So the next day we took a team (the so-called cars they take at the price of the bus) and left. Telling the driver we didn't know exactly where we were going, we took the road, and it was a straight road on either side surrounded by jungle. We didn't want to be in the jungle and around us full of "gringos" (that's what all foreigners in South America are called), so we were looking for a place only inhabited by locals. We stopped, asked people - they were polite and told us what they knew, but we never decided to get out of the car. We drove through the jungle and looked around for the perfect spot. In some parts of Peru, we did not feel welcome, and that is why some caution was instilled in us. They stayed about 20 km, until the next town, when the driver remembered knowing one of the people whose house had taken their place by the road. We stopped, and shortly after, a woman appeared in the arms of a baby looking around for no more than 6 months and gave smiles. We explained what we wanted and what we were looking for and they invited us to their house. We were introduced to the whole family, followed by, "You can stay here!" The words flew too fast from each member of the large family. That's how we got a home for the next few days.
We had not yet rested when everyone was curious to ask us: What do we want to see and do in their territory. Listening to our interest in getting closer to living in the jungle, the big family immediately offered to take us to a small community that lives not far from us. Great! We agreed on the next day.
We walked for about an hour to this mysterious society of ours, with the constant help of the machete involved. Suddenly, the path led us to several houses, pleasantly distant from one another, made of wood, devoid of walls, like more jungle houses, and with roofs of grass. We were invited to one house and we met the people who invited us to visit other houses in the village. We moved on, and after finding ourselves under trees full of flocks of parrots, we enjoyed their merry song. A short while later we found ourselves in front of another house full of children, working men and still without walls, hiding nothing. The men spoke Spanish and invited us to their house. The job they were doing was making roofs of special bushes, which would then carry an hour on the back and sell each of the highways for 4 Salts (2 levs).
As we talked to the men, our children "attacked" us in the back, seeking our attention - pinching us, tapping our fingers, and then running and grabbing each other's hair. Regardless of their age, they did not speak Spanish, unlike their parents, and there was no way to communicate with them other than non-verbally. We hugged them, filmed them, gave them back the tapping, and they were pleased with the attention they received.
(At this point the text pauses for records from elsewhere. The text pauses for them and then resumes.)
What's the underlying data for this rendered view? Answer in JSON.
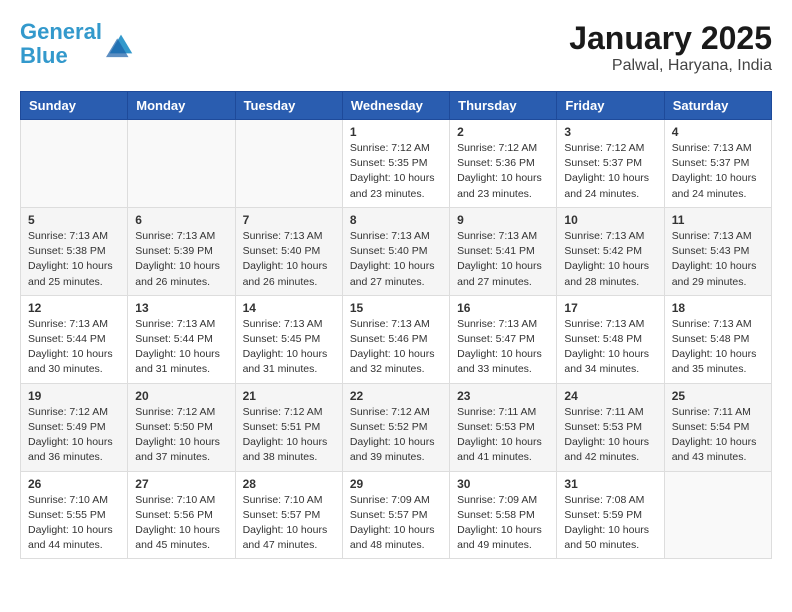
{
  "header": {
    "logo_line1": "General",
    "logo_line2": "Blue",
    "title": "January 2025",
    "subtitle": "Palwal, Haryana, India"
  },
  "weekdays": [
    "Sunday",
    "Monday",
    "Tuesday",
    "Wednesday",
    "Thursday",
    "Friday",
    "Saturday"
  ],
  "weeks": [
    [
      {
        "day": "",
        "info": ""
      },
      {
        "day": "",
        "info": ""
      },
      {
        "day": "",
        "info": ""
      },
      {
        "day": "1",
        "info": "Sunrise: 7:12 AM\nSunset: 5:35 PM\nDaylight: 10 hours\nand 23 minutes."
      },
      {
        "day": "2",
        "info": "Sunrise: 7:12 AM\nSunset: 5:36 PM\nDaylight: 10 hours\nand 23 minutes."
      },
      {
        "day": "3",
        "info": "Sunrise: 7:12 AM\nSunset: 5:37 PM\nDaylight: 10 hours\nand 24 minutes."
      },
      {
        "day": "4",
        "info": "Sunrise: 7:13 AM\nSunset: 5:37 PM\nDaylight: 10 hours\nand 24 minutes."
      }
    ],
    [
      {
        "day": "5",
        "info": "Sunrise: 7:13 AM\nSunset: 5:38 PM\nDaylight: 10 hours\nand 25 minutes."
      },
      {
        "day": "6",
        "info": "Sunrise: 7:13 AM\nSunset: 5:39 PM\nDaylight: 10 hours\nand 26 minutes."
      },
      {
        "day": "7",
        "info": "Sunrise: 7:13 AM\nSunset: 5:40 PM\nDaylight: 10 hours\nand 26 minutes."
      },
      {
        "day": "8",
        "info": "Sunrise: 7:13 AM\nSunset: 5:40 PM\nDaylight: 10 hours\nand 27 minutes."
      },
      {
        "day": "9",
        "info": "Sunrise: 7:13 AM\nSunset: 5:41 PM\nDaylight: 10 hours\nand 27 minutes."
      },
      {
        "day": "10",
        "info": "Sunrise: 7:13 AM\nSunset: 5:42 PM\nDaylight: 10 hours\nand 28 minutes."
      },
      {
        "day": "11",
        "info": "Sunrise: 7:13 AM\nSunset: 5:43 PM\nDaylight: 10 hours\nand 29 minutes."
      }
    ],
    [
      {
        "day": "12",
        "info": "Sunrise: 7:13 AM\nSunset: 5:44 PM\nDaylight: 10 hours\nand 30 minutes."
      },
      {
        "day": "13",
        "info": "Sunrise: 7:13 AM\nSunset: 5:44 PM\nDaylight: 10 hours\nand 31 minutes."
      },
      {
        "day": "14",
        "info": "Sunrise: 7:13 AM\nSunset: 5:45 PM\nDaylight: 10 hours\nand 31 minutes."
      },
      {
        "day": "15",
        "info": "Sunrise: 7:13 AM\nSunset: 5:46 PM\nDaylight: 10 hours\nand 32 minutes."
      },
      {
        "day": "16",
        "info": "Sunrise: 7:13 AM\nSunset: 5:47 PM\nDaylight: 10 hours\nand 33 minutes."
      },
      {
        "day": "17",
        "info": "Sunrise: 7:13 AM\nSunset: 5:48 PM\nDaylight: 10 hours\nand 34 minutes."
      },
      {
        "day": "18",
        "info": "Sunrise: 7:13 AM\nSunset: 5:48 PM\nDaylight: 10 hours\nand 35 minutes."
      }
    ],
    [
      {
        "day": "19",
        "info": "Sunrise: 7:12 AM\nSunset: 5:49 PM\nDaylight: 10 hours\nand 36 minutes."
      },
      {
        "day": "20",
        "info": "Sunrise: 7:12 AM\nSunset: 5:50 PM\nDaylight: 10 hours\nand 37 minutes."
      },
      {
        "day": "21",
        "info": "Sunrise: 7:12 AM\nSunset: 5:51 PM\nDaylight: 10 hours\nand 38 minutes."
      },
      {
        "day": "22",
        "info": "Sunrise: 7:12 AM\nSunset: 5:52 PM\nDaylight: 10 hours\nand 39 minutes."
      },
      {
        "day": "23",
        "info": "Sunrise: 7:11 AM\nSunset: 5:53 PM\nDaylight: 10 hours\nand 41 minutes."
      },
      {
        "day": "24",
        "info": "Sunrise: 7:11 AM\nSunset: 5:53 PM\nDaylight: 10 hours\nand 42 minutes."
      },
      {
        "day": "25",
        "info": "Sunrise: 7:11 AM\nSunset: 5:54 PM\nDaylight: 10 hours\nand 43 minutes."
      }
    ],
    [
      {
        "day": "26",
        "info": "Sunrise: 7:10 AM\nSunset: 5:55 PM\nDaylight: 10 hours\nand 44 minutes."
      },
      {
        "day": "27",
        "info": "Sunrise: 7:10 AM\nSunset: 5:56 PM\nDaylight: 10 hours\nand 45 minutes."
      },
      {
        "day": "28",
        "info": "Sunrise: 7:10 AM\nSunset: 5:57 PM\nDaylight: 10 hours\nand 47 minutes."
      },
      {
        "day": "29",
        "info": "Sunrise: 7:09 AM\nSunset: 5:57 PM\nDaylight: 10 hours\nand 48 minutes."
      },
      {
        "day": "30",
        "info": "Sunrise: 7:09 AM\nSunset: 5:58 PM\nDaylight: 10 hours\nand 49 minutes."
      },
      {
        "day": "31",
        "info": "Sunrise: 7:08 AM\nSunset: 5:59 PM\nDaylight: 10 hours\nand 50 minutes."
      },
      {
        "day": "",
        "info": ""
      }
    ]
  ]
}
From somewhere, women appeared, carrying large beds full of yucca on their heads. This is a type of potato that is not available in Bulgaria and is called 'box office' in Zambia and is highly respected). The women, seeing us, reacted as if they had expected us. We were offered an alcoholic yucca drink, which thank goodness we were able to refuse after much persuasion. The women spoke to their men in the local Chowito language. Later, they spoke to us in Spanish, asking us about our country and stubbornly trying to marry one of the young men - her for my sister, her for Anton's sister, her for some other free girl: they all wanted a European daughter-in-law.
We took a coconut from a tree nearby, gave us 3 eggs, and after many thanks (no wonder what they thanked us for), headed back to our home in a few days. When we returned, our hosts had decided to treat us to Suri de aguaje - caterpillars that crawl in the stem of a special species of palms that also bear fruit - aguaje. We took axes, machetes, and whatever sharp "weapons" we needed, and set out to fight the fallen palm, hunting for caterpillars.
Our hosts, dissatisfied with the results, returned to the house and took the cutter, with which we were more successful. We collected enough in the bottom of the bucket with great effort, and later they treated us to it, preparing them fried with oil and sausage. Juicy taste that is definitely not forgotten!
Our stay there quickly ended. But words are not enough to describe the joy of meeting and the hospitality of this lovely 11 family and all we learned from them about life in the jungle. We have entered into their routine, pleasing to us, and will remember and impart the kindness with which they have surrounded us.